◆ Data excerpts:

/---

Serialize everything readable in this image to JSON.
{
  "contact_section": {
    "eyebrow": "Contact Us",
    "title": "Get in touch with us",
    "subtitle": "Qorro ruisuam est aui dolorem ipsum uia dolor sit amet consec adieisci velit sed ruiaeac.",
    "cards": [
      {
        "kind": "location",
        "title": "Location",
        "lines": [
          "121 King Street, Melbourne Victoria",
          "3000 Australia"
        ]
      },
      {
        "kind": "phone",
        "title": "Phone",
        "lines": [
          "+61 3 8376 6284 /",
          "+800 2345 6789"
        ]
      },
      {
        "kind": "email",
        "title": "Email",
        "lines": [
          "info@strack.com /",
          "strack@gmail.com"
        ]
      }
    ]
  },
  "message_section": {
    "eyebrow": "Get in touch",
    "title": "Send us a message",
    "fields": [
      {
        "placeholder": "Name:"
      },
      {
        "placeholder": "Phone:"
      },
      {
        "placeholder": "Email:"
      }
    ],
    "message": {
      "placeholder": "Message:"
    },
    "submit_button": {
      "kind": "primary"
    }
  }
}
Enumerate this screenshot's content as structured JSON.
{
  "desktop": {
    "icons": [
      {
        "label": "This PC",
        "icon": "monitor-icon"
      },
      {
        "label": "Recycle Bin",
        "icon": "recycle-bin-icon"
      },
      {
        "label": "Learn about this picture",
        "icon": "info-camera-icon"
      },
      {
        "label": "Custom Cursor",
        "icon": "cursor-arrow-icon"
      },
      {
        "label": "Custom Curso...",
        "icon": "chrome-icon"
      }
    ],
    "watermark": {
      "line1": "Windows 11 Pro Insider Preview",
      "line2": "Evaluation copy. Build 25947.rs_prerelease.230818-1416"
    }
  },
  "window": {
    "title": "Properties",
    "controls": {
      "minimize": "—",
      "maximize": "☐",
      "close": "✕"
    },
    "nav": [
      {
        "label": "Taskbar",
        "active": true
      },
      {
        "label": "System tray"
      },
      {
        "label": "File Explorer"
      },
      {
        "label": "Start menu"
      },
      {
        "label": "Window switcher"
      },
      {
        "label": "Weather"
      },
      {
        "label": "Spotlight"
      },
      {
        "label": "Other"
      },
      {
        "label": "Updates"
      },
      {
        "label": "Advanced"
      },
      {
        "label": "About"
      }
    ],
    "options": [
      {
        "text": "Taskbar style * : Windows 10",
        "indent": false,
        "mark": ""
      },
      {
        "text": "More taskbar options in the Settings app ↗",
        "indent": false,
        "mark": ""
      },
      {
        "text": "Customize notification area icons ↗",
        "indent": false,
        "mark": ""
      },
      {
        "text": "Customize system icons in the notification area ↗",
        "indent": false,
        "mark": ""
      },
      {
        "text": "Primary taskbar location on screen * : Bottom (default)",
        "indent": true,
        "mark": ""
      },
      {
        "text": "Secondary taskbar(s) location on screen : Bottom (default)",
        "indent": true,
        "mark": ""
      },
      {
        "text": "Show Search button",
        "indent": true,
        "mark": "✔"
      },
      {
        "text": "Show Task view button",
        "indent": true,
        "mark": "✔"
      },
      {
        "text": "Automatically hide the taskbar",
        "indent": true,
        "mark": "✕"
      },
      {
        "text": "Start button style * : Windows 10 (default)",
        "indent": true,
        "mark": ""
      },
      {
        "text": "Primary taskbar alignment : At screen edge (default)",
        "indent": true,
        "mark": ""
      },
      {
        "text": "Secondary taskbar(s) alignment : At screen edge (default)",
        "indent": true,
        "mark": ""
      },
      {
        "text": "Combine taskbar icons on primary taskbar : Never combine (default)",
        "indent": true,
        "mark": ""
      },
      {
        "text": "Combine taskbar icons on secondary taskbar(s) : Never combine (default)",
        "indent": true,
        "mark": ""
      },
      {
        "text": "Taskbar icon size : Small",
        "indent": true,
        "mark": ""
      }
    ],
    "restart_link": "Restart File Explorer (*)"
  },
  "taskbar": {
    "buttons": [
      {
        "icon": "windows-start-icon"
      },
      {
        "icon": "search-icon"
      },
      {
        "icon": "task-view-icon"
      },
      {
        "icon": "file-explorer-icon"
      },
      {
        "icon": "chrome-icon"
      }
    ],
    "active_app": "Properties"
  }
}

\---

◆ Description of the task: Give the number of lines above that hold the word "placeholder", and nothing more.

◆ Solution to this exercise: 4